We need to learn from other industries and functions so that things can be sped up and made more agile for real-time communications. It’s probably the test and revise part where we need to improve the most and waiting 12 months for an agency 360 campaign review is no longer practical. Retail, CPG and media industries have historically been very good at delivery to deadlines so I don't think it’s a matter of dropping everything and thinking software development has all the answers but around areas like legal sign off and A/B campaign testing, there is certainly room for improvement. 

Anyway, have a look through the Spotify resources. Another good resource is a book by the founders of Flight Centre who also took to the tribal organisational designs. I read it a few years back now and I think Vodafone tried to adopt some of their approaches as well? Can’t remember. Anyway. Another nice example of 'here's how we do it' content: whitepaper and infographic for your pleasure. 


Skroo the Rules - Flight Centre Ltd by Darryl Blake ISBN 9781863503471 / 1863503471
How do we structure our communication agency partnerships for social?
Here’s how we do it

Social media number one online activity in Australia

Typical hour of online activity based on Australia’s internet usage in October 2013.

  • No surprises that Social Media is the number 1 online activity taking up 6m 30s in every hour or more than 10 percent of time. Services which includes email, online chat, messengers amongst other activities adds another big chunk to social time.
  • The next two big categories are entertainment and portals with 4m 36s and 4m respectively. Just three years ago these two segments took up more than 40 percent of online time.
  • The other popular categories in the top 10 include News/Information, Search, Retail, Games, Business/Finance and Lifestyle.

data via comScore MMX

New Zealand retail transactions hit new records for 2013

The electronic payments systems don't lie and today, Paymark has released data showing New Zealand retail looking strong with spend up on both Christmas Eve and Boxing Day versus last year. 

No surprises that the supermarkets dominated on Christmas Eve (Christmas Day is a closed for trading) with food / liquor retailers (+28%) and department stores (+23.2%) also amongst the biggest winners.

In keeping with US Cyber Monday trends, apparel was strong for Boxing Day. Deals at clothing and jewellery stores (+16.5%), appliance and whiteware stores (+16.6%), electronics retailers (+12%), and floor covering and furniture stores (+17.5%) also kept the plastic swiping. 

Sporting and camping equipment stores had particularly big days, both on Christmas Eve and Boxing Day, up 20.2 per cent and 31.8 per cent respectively.

PAYMARK POS Data 24th December 2013 versus 2012 


Value of spending ($millions)



Last Year

Current Year

 Value Difference

New Zealand 

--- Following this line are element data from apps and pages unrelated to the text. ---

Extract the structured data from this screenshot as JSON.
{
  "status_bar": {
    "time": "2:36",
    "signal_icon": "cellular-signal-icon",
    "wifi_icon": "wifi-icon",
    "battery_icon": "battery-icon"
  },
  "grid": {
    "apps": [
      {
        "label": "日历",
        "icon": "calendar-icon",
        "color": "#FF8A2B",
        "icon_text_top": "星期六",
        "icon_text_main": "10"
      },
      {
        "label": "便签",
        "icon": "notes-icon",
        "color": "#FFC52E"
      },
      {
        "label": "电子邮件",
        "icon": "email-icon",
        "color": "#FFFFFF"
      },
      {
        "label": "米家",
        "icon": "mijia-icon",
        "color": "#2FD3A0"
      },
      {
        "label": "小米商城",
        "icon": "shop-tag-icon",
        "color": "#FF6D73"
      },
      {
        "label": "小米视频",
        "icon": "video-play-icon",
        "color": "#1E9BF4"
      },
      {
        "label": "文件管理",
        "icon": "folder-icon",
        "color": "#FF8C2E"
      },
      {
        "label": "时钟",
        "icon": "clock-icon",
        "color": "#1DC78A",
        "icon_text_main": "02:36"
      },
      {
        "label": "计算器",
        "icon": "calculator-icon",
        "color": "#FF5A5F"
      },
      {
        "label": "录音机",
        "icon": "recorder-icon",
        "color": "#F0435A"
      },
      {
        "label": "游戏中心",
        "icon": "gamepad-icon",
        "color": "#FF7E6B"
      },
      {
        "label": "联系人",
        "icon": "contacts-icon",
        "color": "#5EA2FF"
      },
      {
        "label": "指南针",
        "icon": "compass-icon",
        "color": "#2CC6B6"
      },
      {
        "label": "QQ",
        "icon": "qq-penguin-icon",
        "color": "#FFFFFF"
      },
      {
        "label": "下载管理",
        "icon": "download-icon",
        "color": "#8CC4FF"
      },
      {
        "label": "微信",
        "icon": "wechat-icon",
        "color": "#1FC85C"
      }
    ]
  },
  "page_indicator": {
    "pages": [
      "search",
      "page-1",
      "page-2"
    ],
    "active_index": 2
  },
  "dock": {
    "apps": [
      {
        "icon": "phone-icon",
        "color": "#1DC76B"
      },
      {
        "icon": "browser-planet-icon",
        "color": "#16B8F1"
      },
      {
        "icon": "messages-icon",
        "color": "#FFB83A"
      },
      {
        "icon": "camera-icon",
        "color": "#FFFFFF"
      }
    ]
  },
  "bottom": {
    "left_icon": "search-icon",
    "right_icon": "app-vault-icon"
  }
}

PAYMARK POS Data 26th December 2013 versus 2012


Value of spending ($millions)



Last Year

Current Year

 Value Difference

New Zealand 




Data: Paymark

Image: Allie Brosh. Quite possibly the greatest blog post in the history of the internet